Like many construction businesses, Morgan Sindall had traditionally found it problematic to attract a more diverse workforce. In a male-dominated industry where hours are long, conditions can be difficult and the culture can be off-putting or sometimes outright hostile to under-represented groups, the nationwide business – under the leadership of HR director Dawn Moore – wanted to be balanced, family friendly and inclusive.
Clearly, that meant recruiting and retaining workers from outside the usual pool of talent. The HR team knew that finding people with both a background in construction and greater diversity – including BAME applicants, women and working parents – would lead to a more innovative and progressive workforce.
The question was how to get there. In 2014, Moore began working with the HR and communications team to design a variety of programmes with diversity and inclusion at their heart. Resources were limited, and ideas were implemented through the existing workforce without additional spending on promotion, events or technology.

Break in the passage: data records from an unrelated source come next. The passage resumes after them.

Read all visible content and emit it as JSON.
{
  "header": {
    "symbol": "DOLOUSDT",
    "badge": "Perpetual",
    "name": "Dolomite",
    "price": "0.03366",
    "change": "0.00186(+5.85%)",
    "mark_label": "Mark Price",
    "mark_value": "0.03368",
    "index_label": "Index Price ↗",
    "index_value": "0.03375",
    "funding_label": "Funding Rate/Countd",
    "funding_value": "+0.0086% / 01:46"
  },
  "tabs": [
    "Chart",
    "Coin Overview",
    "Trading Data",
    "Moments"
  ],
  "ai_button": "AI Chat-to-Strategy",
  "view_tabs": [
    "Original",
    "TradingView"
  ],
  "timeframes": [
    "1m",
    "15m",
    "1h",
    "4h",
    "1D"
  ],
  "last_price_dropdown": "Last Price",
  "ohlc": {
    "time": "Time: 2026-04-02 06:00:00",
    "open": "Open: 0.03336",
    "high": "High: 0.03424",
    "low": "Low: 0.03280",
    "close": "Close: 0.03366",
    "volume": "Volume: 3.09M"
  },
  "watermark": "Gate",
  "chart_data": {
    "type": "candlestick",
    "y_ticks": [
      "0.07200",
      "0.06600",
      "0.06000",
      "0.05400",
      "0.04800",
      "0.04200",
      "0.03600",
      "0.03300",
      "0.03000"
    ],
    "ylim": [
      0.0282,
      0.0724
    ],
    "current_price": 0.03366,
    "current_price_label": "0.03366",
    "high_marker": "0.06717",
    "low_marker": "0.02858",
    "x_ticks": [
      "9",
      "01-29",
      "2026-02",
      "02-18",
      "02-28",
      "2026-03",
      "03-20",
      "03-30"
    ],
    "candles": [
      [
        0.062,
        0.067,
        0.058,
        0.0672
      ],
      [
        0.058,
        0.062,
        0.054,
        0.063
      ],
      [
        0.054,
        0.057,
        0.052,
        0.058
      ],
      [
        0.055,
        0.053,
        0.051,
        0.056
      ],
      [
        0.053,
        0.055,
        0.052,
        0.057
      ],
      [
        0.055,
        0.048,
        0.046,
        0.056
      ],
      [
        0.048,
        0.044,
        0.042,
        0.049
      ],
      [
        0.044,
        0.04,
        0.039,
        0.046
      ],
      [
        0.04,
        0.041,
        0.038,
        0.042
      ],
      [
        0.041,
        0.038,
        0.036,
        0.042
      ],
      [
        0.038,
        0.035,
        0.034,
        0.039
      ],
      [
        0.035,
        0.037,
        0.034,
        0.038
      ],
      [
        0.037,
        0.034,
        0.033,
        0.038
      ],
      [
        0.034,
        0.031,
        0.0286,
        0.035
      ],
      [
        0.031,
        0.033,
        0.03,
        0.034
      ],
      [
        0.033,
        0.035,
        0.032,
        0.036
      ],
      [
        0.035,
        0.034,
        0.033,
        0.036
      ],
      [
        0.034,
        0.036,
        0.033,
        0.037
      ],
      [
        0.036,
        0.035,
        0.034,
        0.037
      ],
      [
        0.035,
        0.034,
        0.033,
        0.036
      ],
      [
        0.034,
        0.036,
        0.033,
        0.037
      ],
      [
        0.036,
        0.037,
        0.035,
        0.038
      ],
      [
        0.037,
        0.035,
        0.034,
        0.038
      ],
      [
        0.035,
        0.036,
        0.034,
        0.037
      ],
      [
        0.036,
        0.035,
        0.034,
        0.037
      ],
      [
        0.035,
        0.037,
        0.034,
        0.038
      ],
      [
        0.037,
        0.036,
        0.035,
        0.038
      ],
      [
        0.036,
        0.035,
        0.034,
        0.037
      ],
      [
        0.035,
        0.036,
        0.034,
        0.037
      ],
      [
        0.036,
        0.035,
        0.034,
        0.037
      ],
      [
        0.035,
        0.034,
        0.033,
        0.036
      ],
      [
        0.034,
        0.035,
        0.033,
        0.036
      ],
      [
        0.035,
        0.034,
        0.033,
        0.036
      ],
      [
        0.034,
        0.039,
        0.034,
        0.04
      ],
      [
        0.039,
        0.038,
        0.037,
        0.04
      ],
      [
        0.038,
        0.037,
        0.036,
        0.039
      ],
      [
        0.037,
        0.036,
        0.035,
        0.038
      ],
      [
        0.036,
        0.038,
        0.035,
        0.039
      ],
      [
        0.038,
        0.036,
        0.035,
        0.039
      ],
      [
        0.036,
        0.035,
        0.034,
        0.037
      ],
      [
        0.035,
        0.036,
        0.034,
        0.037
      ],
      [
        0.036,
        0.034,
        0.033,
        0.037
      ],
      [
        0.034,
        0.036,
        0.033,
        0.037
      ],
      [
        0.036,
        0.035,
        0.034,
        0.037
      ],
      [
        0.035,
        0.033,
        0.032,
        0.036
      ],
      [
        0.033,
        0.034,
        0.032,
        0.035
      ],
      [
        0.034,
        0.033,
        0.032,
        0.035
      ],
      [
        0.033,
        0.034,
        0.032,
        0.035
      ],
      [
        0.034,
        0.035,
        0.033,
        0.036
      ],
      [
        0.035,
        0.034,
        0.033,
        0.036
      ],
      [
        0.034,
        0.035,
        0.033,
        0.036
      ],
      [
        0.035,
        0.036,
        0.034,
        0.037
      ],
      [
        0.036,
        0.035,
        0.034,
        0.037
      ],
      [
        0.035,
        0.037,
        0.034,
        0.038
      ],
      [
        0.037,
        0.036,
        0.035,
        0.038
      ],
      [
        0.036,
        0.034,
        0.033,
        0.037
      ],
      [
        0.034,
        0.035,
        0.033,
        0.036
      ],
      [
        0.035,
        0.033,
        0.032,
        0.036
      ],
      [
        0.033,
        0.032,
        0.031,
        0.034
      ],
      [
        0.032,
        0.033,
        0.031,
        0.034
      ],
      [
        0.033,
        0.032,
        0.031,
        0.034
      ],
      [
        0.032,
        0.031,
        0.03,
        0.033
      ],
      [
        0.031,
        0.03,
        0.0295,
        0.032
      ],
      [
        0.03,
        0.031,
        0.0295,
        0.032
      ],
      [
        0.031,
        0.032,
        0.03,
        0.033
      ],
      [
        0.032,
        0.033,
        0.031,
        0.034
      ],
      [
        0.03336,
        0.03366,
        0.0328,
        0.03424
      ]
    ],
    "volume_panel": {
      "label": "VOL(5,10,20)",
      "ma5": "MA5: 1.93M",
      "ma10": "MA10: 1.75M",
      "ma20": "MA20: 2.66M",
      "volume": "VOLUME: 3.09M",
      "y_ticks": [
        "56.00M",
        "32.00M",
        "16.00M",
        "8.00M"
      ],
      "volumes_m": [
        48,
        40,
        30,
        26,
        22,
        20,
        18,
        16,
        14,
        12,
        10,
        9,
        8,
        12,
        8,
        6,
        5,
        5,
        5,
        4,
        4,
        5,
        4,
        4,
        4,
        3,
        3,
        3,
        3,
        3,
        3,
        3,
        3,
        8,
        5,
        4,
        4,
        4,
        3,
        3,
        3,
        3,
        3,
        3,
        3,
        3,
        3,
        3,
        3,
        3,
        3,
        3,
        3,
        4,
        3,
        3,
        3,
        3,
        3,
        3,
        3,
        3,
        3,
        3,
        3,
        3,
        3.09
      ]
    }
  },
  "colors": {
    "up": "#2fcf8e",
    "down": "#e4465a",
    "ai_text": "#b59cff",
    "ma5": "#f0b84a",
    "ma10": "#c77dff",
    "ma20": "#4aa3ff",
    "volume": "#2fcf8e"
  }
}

Soon, however, change was being rolled out through the sheer determination of those involved. It included enhanced policies for maternity and paternity leave, with a buddy system matching returners with another worker who has recently taken maternity leave to create an informal support network. Line managers were provided with extra guidance on how to stay in contact with new parents on leave, ensuring they felt part of the team.
Morgan Sindall also organised virtual career fairs, a first for the construction sector, and a returnship programme, aimed at attracting professional level applicants from a variety of backgrounds.
Additional unconscious bias workshops were held with senior management to challenge preconceptions and promote new mindsets. Hiring managers will soon begin coaching sessions on inclusive recruitment practices.
In two years, Morgan Sindall almost doubled the proportion of female employees in the business, which is now five per cent above the industry average. Voluntary attrition has halved and huge numbers of employees are enjoying flexible working patterns; 90 people applied for the inaugural returnship programme.
But most of all, the business learned to be open to questions and suggestions from employees that would make work better for everyone. One of Morgan Sindall’s BAME employees, for example, worked with senior leaders to develop and implement Burka-friendly personal protective equipment – which was not only a first for the business but the entire sector.
The judges were suitably impressed that diversity and inclusion was a core objective within the company, which leadership championed and which has led to the creation of a truly inclusive culture for all – particularly in the context of an industry that has been slow to embrace change.